TASK: With the records below as input, work out how many lines include the word "true". Give only the number.

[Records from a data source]
———

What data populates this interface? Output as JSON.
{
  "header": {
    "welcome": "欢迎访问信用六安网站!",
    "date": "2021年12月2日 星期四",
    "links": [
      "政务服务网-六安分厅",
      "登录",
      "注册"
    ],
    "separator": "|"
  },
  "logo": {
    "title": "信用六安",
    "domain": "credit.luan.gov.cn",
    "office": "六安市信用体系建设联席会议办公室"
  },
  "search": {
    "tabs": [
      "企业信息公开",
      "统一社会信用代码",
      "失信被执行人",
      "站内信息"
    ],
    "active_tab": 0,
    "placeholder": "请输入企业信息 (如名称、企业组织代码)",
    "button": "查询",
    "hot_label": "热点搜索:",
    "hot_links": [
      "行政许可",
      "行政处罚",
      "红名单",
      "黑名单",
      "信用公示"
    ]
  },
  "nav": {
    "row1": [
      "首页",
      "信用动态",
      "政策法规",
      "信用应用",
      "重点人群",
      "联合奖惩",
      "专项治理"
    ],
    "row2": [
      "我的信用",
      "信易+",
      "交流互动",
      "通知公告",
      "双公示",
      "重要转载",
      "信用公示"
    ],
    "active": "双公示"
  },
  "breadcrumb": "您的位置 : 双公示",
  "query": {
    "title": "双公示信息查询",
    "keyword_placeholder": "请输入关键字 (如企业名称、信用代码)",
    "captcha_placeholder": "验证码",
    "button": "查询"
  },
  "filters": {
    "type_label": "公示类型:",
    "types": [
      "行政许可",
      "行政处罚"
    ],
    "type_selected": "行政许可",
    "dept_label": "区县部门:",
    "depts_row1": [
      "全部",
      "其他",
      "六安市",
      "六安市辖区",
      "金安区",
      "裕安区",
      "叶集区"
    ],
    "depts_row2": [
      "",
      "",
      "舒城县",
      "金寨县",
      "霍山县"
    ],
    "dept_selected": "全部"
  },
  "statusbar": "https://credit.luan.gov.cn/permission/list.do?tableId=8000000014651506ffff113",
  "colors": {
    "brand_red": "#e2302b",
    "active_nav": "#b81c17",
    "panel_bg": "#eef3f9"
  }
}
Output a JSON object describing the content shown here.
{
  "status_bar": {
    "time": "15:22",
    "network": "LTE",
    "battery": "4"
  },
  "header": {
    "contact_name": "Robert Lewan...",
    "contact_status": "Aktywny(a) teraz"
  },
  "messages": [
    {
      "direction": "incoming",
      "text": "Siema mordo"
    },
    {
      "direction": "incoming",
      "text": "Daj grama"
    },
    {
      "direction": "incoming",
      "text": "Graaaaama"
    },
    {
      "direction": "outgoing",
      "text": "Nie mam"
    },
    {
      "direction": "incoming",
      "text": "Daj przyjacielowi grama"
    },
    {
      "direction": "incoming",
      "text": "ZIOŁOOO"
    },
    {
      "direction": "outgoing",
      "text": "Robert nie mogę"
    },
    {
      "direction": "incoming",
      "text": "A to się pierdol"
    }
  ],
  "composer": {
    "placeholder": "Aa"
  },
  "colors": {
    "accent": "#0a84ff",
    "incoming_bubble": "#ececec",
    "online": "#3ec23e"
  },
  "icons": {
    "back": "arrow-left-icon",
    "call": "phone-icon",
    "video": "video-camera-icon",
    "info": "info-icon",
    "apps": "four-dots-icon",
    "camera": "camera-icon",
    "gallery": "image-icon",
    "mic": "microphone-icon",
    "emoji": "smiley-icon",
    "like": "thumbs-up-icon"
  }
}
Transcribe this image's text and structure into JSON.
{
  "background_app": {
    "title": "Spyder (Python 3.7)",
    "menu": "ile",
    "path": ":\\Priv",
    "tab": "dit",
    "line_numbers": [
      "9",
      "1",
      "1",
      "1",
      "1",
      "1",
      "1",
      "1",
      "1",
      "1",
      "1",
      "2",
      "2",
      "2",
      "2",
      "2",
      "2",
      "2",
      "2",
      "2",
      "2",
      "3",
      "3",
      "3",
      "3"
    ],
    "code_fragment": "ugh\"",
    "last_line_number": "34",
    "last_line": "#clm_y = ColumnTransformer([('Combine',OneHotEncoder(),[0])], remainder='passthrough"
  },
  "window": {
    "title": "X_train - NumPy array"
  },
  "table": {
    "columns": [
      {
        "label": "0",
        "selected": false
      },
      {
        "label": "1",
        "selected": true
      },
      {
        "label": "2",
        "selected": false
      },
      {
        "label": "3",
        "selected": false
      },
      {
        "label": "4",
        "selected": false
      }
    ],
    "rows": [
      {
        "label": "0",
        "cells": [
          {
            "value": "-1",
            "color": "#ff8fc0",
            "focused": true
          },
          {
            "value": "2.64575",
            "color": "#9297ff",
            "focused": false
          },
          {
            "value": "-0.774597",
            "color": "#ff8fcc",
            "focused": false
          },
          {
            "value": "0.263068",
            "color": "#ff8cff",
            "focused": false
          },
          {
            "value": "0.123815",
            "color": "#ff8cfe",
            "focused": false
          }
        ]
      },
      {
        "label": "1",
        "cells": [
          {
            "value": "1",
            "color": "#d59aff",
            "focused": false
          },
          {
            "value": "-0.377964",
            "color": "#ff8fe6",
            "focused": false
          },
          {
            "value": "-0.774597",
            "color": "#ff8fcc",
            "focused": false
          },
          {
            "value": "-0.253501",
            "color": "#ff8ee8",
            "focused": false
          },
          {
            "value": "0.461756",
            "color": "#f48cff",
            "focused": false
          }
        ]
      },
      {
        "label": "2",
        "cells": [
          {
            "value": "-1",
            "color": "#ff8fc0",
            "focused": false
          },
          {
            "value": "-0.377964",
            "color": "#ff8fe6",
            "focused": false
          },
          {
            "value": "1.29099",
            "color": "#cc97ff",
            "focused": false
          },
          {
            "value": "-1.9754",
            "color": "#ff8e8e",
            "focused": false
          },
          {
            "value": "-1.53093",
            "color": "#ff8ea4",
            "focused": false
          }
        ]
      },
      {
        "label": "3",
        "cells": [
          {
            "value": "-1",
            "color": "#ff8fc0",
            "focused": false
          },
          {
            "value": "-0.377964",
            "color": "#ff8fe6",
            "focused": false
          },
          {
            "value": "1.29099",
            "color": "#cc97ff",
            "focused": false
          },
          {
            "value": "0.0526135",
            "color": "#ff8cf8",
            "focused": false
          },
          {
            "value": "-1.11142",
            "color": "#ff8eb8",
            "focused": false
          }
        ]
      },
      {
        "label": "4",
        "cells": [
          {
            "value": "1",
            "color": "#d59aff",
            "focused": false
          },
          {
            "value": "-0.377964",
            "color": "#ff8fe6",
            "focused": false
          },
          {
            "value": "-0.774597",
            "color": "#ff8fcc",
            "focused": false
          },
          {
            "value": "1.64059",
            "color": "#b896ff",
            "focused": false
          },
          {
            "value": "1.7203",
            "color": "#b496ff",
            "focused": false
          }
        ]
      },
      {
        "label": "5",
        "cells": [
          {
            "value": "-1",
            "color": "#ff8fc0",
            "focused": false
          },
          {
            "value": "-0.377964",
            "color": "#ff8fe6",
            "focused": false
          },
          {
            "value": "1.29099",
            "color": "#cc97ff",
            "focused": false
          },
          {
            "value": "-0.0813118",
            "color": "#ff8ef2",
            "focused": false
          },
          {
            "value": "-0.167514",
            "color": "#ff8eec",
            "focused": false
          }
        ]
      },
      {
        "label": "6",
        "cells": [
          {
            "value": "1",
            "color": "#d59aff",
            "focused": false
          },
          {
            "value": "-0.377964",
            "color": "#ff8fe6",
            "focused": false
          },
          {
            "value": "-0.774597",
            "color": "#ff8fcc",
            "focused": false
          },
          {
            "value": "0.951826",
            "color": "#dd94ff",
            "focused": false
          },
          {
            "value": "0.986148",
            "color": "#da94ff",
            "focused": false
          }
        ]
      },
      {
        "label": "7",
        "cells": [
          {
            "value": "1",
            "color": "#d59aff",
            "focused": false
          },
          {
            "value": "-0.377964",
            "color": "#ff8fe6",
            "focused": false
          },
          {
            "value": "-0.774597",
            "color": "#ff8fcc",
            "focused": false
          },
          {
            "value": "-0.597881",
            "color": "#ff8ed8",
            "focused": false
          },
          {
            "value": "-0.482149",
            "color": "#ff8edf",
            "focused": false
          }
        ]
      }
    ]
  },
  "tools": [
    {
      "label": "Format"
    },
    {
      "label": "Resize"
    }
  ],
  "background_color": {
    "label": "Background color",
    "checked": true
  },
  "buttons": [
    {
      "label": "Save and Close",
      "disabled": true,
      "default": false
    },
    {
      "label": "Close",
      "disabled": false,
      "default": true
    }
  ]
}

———

EXERCISE RESULT: 5